That is of course, if you don’t wait until after the credits with the Japanese bonus track. The idea of Japanese bonus track began decades ago has many CD sellers in Japan realized it was more inexpensive to pirate or import CD’s from countries so the music industry as a whole started incentivizing purchasing Japan’s own CDs by including a bonus track or two. The hope was that Japanese fans would wait and pay more for the local CD than the cheaper import. Boards of Canada’s 2002 magnum opus Geogaddi’s Japanese bonus track “From One Source All Things Depends”, provides an uplifted new ending to what is otherwise a deeply pagan-occult-eerie record. The closer samples an interview of various kids being asked who is god to them. Some say “he’s a big fat man in the air and you can’t see him!” while others speak of him conceptually, but it’s the last boy with the response, “…he's not though, what - a lot of people think he's just a feeling - but I think he's a real person...”. For a record has a running time of 1 hour 6 minutes and 6 seconds, and track titles as “The Devil is In the Details” and “Beware the Friendly Stranger”, such a warm ending feels more complete than the 2 minute nihilistic coda of digital silence of “Magic Window”.
The aforementioned track “Gaze” continues to be the crown jewel of this concept, how most people experience techno do so with an abstracted gaze. The song itself being this idea at its core as "Gaze" is but a sample of an older actress tune, "Point and Gaze"; a second-order distancing act to gaze upon "Gaze" itself. A gaze that can never be switched for the real thing no matter how close you think you are to it.
Thankfully since 2014, many people have been carrying the torch of letting others know about this gaze. Artist and writer, Deforrest Brown Jr. gives even more light to the once forgotten fact that Techno is for and by Black people or with crews such as Discwoman, doing an annual festival known as Dweller where Black techno artists come together to uplift and amplify each other in what is an otherwise deeply whitewashed industry.
To finally start fixing our ills is to not only look intimately at our environment but to hold those who caused it accountable. Ghettoville allows us to observe and to become complicit in our past, present, and future. An ode to the spaces, materials, and shapes that Black people create and subsequently get torn apart from. The corner depopulates, the rims rust, the birdcage vacant. What a space sounds like once you remove all the physical material that made the system what it was. I’ll end with the press release that came before the album’s release 6 years ago this month. Happy birthday Ghettoville, may your death live on forever.
Ghettoville is the bleached out and black tinted conclusion of the Actress image.
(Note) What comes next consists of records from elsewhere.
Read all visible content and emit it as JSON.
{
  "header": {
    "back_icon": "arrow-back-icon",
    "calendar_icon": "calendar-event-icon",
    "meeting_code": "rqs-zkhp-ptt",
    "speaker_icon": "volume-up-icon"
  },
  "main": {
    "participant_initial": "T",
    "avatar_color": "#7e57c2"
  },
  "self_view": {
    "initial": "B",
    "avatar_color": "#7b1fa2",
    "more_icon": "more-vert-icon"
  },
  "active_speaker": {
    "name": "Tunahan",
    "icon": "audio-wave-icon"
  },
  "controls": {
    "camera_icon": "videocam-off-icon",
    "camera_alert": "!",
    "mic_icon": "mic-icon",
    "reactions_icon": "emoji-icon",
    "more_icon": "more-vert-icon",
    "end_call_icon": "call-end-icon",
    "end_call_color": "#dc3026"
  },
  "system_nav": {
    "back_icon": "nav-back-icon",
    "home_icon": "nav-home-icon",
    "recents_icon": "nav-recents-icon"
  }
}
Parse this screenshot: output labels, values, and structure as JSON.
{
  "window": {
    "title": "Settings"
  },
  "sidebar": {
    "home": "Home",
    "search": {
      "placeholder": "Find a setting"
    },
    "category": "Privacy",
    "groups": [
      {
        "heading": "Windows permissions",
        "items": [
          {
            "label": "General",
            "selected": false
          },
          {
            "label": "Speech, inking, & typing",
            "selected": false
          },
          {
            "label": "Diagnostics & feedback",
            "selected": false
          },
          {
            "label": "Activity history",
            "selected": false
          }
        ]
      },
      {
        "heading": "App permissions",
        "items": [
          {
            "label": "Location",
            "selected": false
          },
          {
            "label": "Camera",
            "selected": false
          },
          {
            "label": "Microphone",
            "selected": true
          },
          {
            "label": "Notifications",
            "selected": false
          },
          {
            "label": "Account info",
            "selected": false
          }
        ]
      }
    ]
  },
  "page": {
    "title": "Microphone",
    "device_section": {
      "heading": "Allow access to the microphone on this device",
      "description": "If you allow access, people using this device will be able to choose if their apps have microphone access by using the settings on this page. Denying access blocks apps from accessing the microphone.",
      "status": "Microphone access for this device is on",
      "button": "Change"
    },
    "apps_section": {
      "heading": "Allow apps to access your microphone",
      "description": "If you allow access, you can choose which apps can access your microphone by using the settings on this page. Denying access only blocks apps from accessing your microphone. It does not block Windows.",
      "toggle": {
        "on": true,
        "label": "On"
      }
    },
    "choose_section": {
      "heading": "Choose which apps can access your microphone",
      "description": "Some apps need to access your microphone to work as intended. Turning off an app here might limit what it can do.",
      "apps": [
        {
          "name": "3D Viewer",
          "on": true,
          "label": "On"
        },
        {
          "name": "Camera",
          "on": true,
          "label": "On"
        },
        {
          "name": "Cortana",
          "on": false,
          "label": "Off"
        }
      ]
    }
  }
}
Where the demands of writing caught the artist slumped and reclined, devoid of any soul, acutely aware of the simulated prism that required breakout.
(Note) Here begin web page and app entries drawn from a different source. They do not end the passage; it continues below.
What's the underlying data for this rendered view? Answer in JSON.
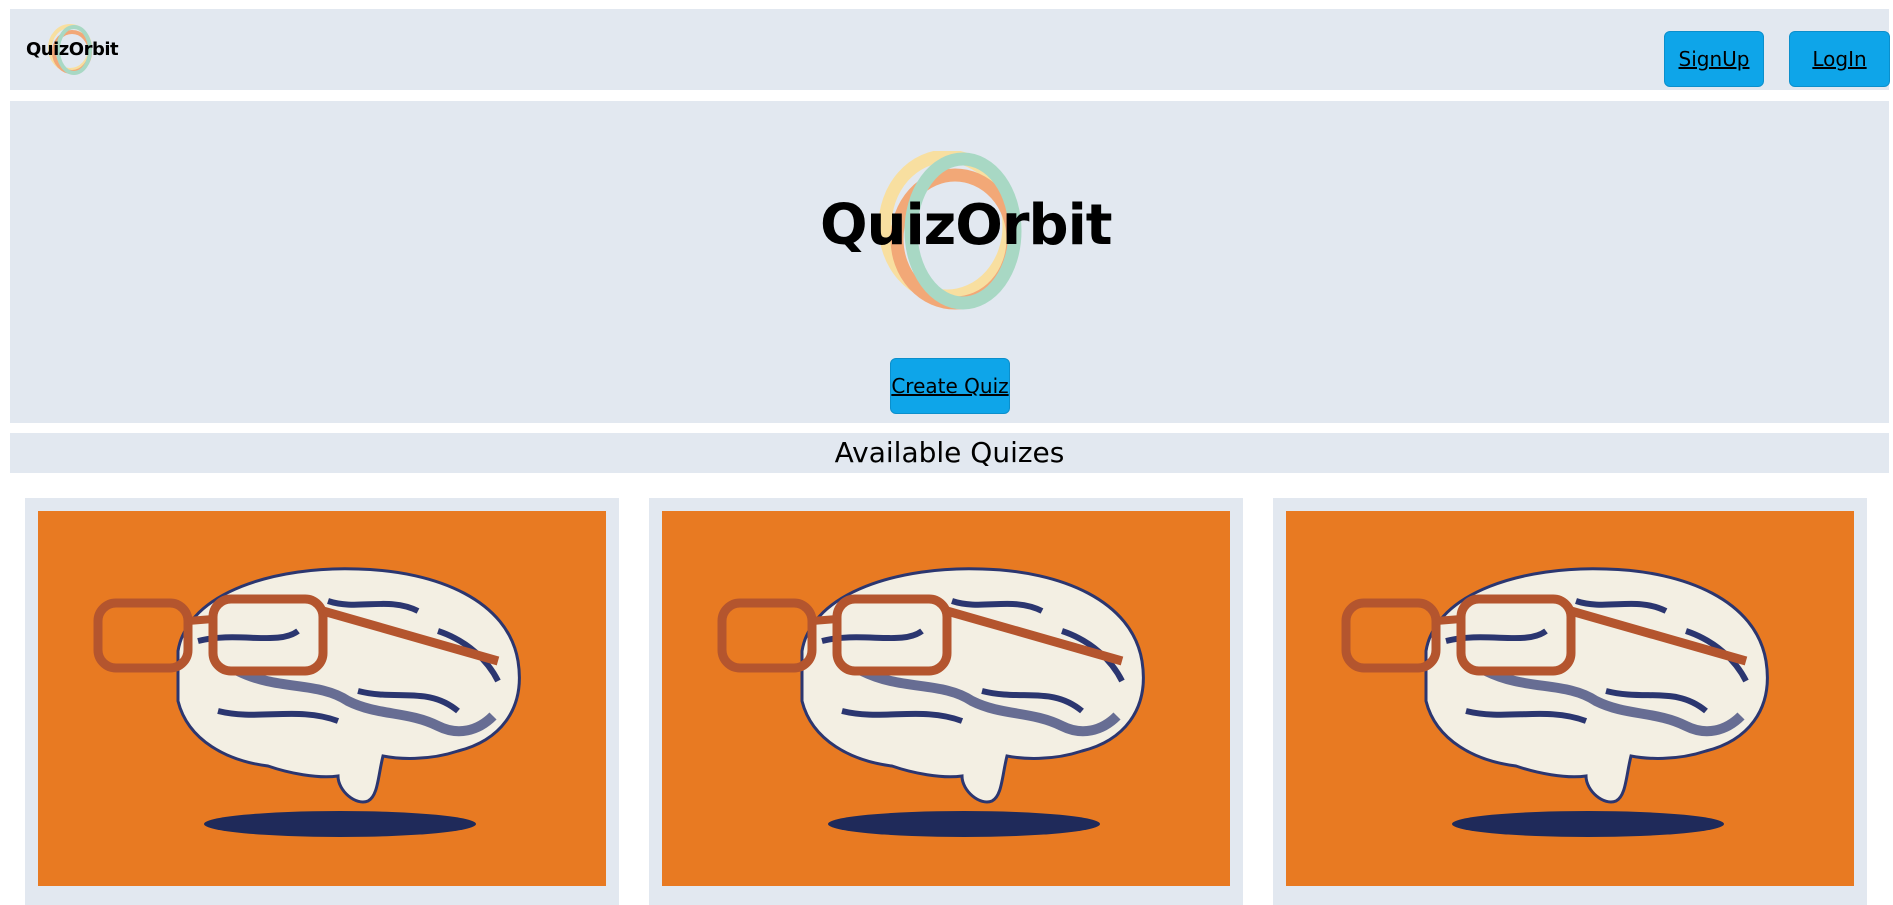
{
  "navbar": {
    "logo_text": "QuizOrbit",
    "signup_label": "SignUp",
    "login_label": "LogIn"
  },
  "hero": {
    "logo_text": "QuizOrbit",
    "create_quiz_label": "Create Quiz"
  },
  "quizzes": {
    "heading": "Available Quizes",
    "cards": [
      {
        "image": "brain-with-glasses-illustration"
      },
      {
        "image": "brain-with-glasses-illustration"
      },
      {
        "image": "brain-with-glasses-illustration"
      }
    ]
  },
  "colors": {
    "panel": "#e2e8f0",
    "button": "#0ea5e9",
    "card_image_bg": "#e87a22",
    "logo_yellow": "#f8dfa0",
    "logo_orange": "#f2a877",
    "logo_green": "#a8d8c4"
  }
}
Four albums in and the notes and compositions no longer contain decipherable language.
The scripts now carry tears, the world has returned to a flattened state, and out through that window, the birds look back into the cage they once inhabited.
Spitting flames behind a white wall of silence.
The machines have turned to stone, data reads like an obituary to its user.
A fix is no longer a release, it's a brittle curse. Zero satisfaction, no teeth, pseudo artists running rampant, but the path continues.
R.I.P Music 2014.